According to him, the governor was just being mischievous and deceiving southerners on the issue of power rotation.
He said, “Our reaction to this is as always that people like Akeredolu are being deliberately mischievous to deceive their people over the issue of power rotation to anywhere. They enjoy the unearned populism that comes from their gullible followers whenever they make that empty boast that power must shift to the South in 2023 or anytime in the near future.
“This one coming from Akeredolu represents an entirely new twist in the zoning drama by suggesting that the controversial zoning arrangement should also be extended to the APC. The APC has at no time either expressly or impliedly committed itself to the zone.
“This is something that every responsible member of the APC should know.

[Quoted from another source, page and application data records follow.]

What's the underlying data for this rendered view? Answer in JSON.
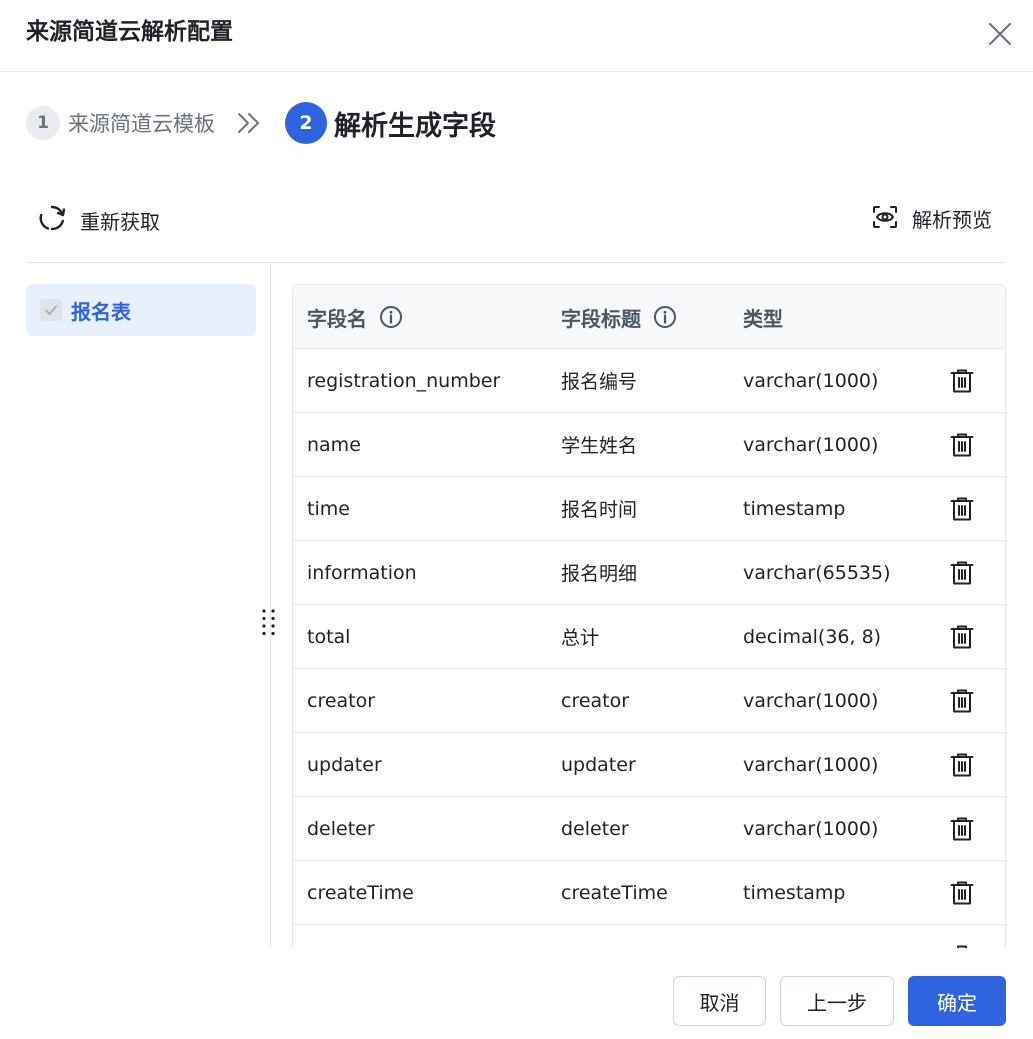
{
  "dialog": {
    "title": "来源简道云解析配置"
  },
  "steps": [
    {
      "number": "1",
      "label": "来源简道云模板"
    },
    {
      "number": "2",
      "label": "解析生成字段"
    }
  ],
  "toolbar": {
    "refresh_label": "重新获取",
    "preview_label": "解析预览"
  },
  "sidebar": {
    "items": [
      {
        "label": "报名表",
        "checked": true
      }
    ]
  },
  "table": {
    "headers": {
      "name": "字段名",
      "title": "字段标题",
      "type": "类型"
    },
    "rows": [
      {
        "name": "registration_number",
        "title": "报名编号",
        "type": "varchar(1000)"
      },
      {
        "name": "name",
        "title": "学生姓名",
        "type": "varchar(1000)"
      },
      {
        "name": "time",
        "title": "报名时间",
        "type": "timestamp"
      },
      {
        "name": "information",
        "title": "报名明细",
        "type": "varchar(65535)"
      },
      {
        "name": "total",
        "title": "总计",
        "type": "decimal(36, 8)"
      },
      {
        "name": "creator",
        "title": "creator",
        "type": "varchar(1000)"
      },
      {
        "name": "updater",
        "title": "updater",
        "type": "varchar(1000)"
      },
      {
        "name": "deleter",
        "title": "deleter",
        "type": "varchar(1000)"
      },
      {
        "name": "createTime",
        "title": "createTime",
        "type": "timestamp"
      }
    ]
  },
  "footer": {
    "cancel_label": "取消",
    "prev_label": "上一步",
    "confirm_label": "确定"
  },
  "colors": {
    "primary": "#2f63e0",
    "selected_bg": "#e8effd",
    "header_bg": "#f7f8fa",
    "border": "#e5e7eb"
  }
}
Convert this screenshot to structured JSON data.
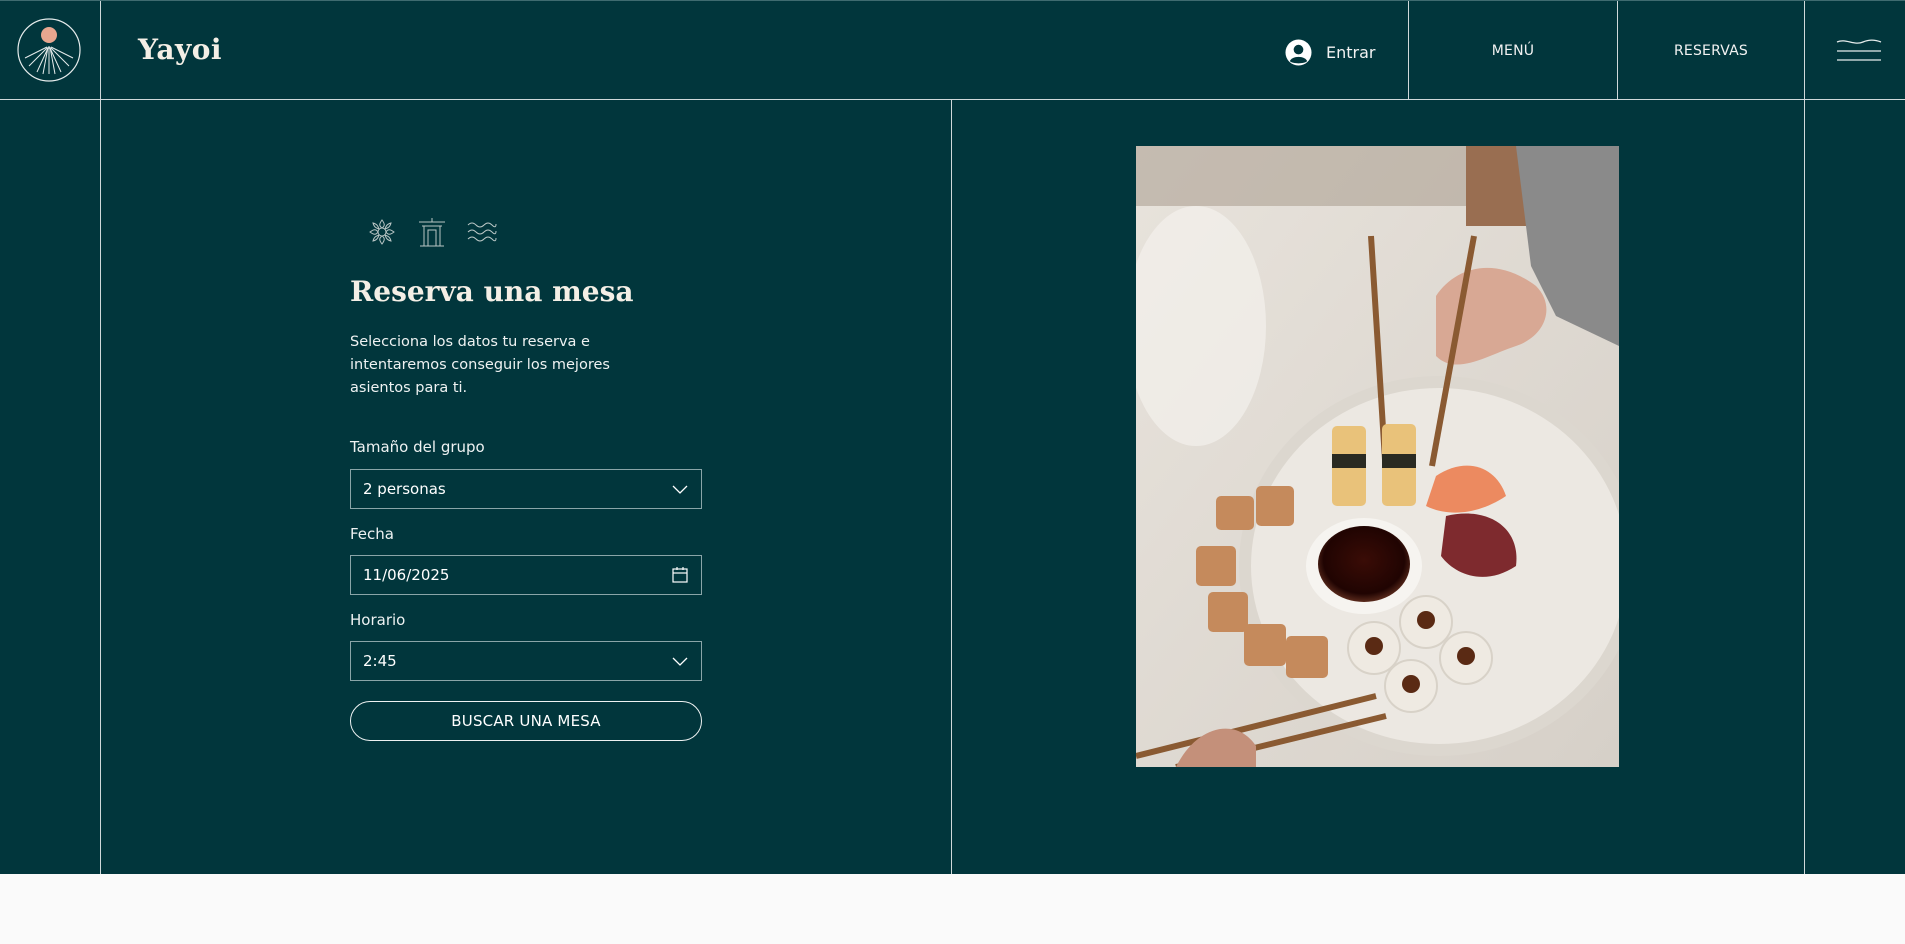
{
  "colors": {
    "background": "#01363c",
    "text": "#ffffff",
    "accent_sun": "#e8a68f",
    "footer": "#fafafa"
  },
  "header": {
    "brand": "Yayoi",
    "login_label": "Entrar",
    "nav": [
      {
        "label": "MENÚ"
      },
      {
        "label": "RESERVAS"
      }
    ],
    "icons": {
      "logo": "sun-logo-icon",
      "login": "user-avatar-icon",
      "menu": "hamburger-waves-icon"
    }
  },
  "reservation": {
    "motif_icons": [
      "flower-icon",
      "shrine-icon",
      "waves-icon"
    ],
    "title": "Reserva una mesa",
    "description": "Selecciona los datos tu reserva e intentaremos conseguir los mejores asientos para ti.",
    "party_size": {
      "label": "Tamaño del grupo",
      "value": "2 personas",
      "icon": "chevron-down-icon"
    },
    "date": {
      "label": "Fecha",
      "value": "11/06/2025",
      "icon": "calendar-icon"
    },
    "time": {
      "label": "Horario",
      "value": "2:45",
      "icon": "chevron-down-icon"
    },
    "submit_label": "BUSCAR UNA MESA"
  }
}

The APC is not and cannot be bound by any agreement to rotate power between regions to which it has never been a party.
“Whatever the case, let me repeat here that the North would never give in to threats or blackmail to give up its democratic and constitutional prerogative to field candidates for every national election.
“Our position remains unchanged that the North will never respect any arrangement that tends to block northerners from contesting elections to the presidency.”

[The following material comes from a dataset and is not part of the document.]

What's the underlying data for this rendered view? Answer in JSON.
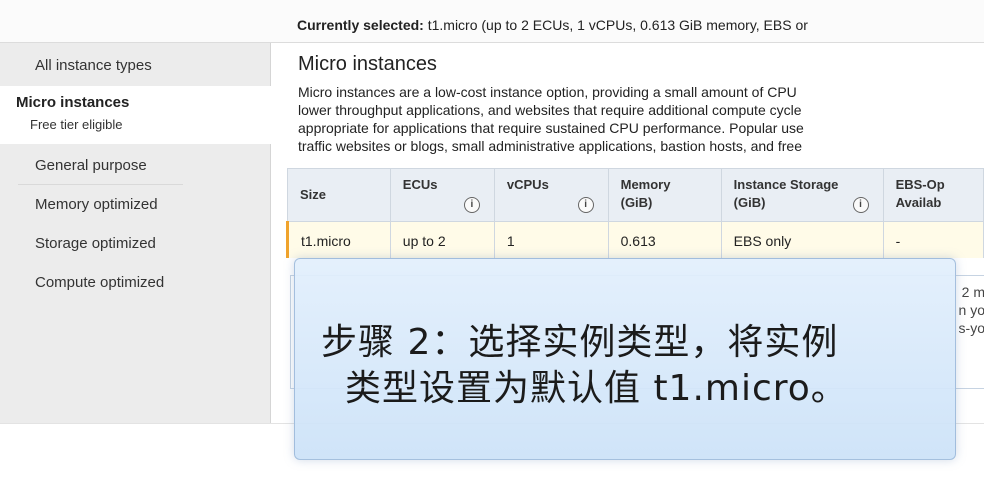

“Akeredolu should know by now that the North is not and shall never be afraid of threats of disengaging from the Nigerian union by any section of the country that feels strongly about it, in fact, we welcome it.
“Everyone is by now aware that whatever power-sharing deal existed between the northern and southern regions of Nigeria in the PDP was dead and buried having been jettisoned by southern politicians twice in 2011 and 2015.”
Also, a former Secretary-General of the northern socio-political group, the Arewa Consultative Forum, Elder Anthony Sani, in a chat with The PUNCH, warned southern governors and their socio-cultural groups against intimidating the North over zoning the presidency to the south in 2023
Sani argued that instead of threats and intimidation, the southern governors, as well as groups in the south, should perfect their winning game plan and sell their candidates to Nigerians for the forthcoming elections.
At the Senate, a former leader of the Northern Caucus, Senator Ali Ndume (APC, Borno), in an interview with The PUNCH stated that it would be unfair and unjust for the North to reject power shift to the South.
Ndume, who is from Borno State in the North, is leading the presidential campaign of a former Governor of Rivers State and Minister of Transportation, Rotimi Amaechi, from the South.
When asked if the plan by the APC and the Peoples Democratic Party to dump zoning was fair to the South, the Senator said, “No, it is not. That is not fair at all. That is injustice. My position has not changed: I said it earlier than now that the Presidency – in the APC in particular – should naturally move to the South because there was a gentleman’s agreement on that.”
The lawmaker recalled that southern aspirants had stepped down for their northern counterparts, including Buhari, ahead of the 2015 presidential election, except for the then Governor of Imo State, Rochas Okorocha, who is now a member of the Senate and has rejoined the presidential race.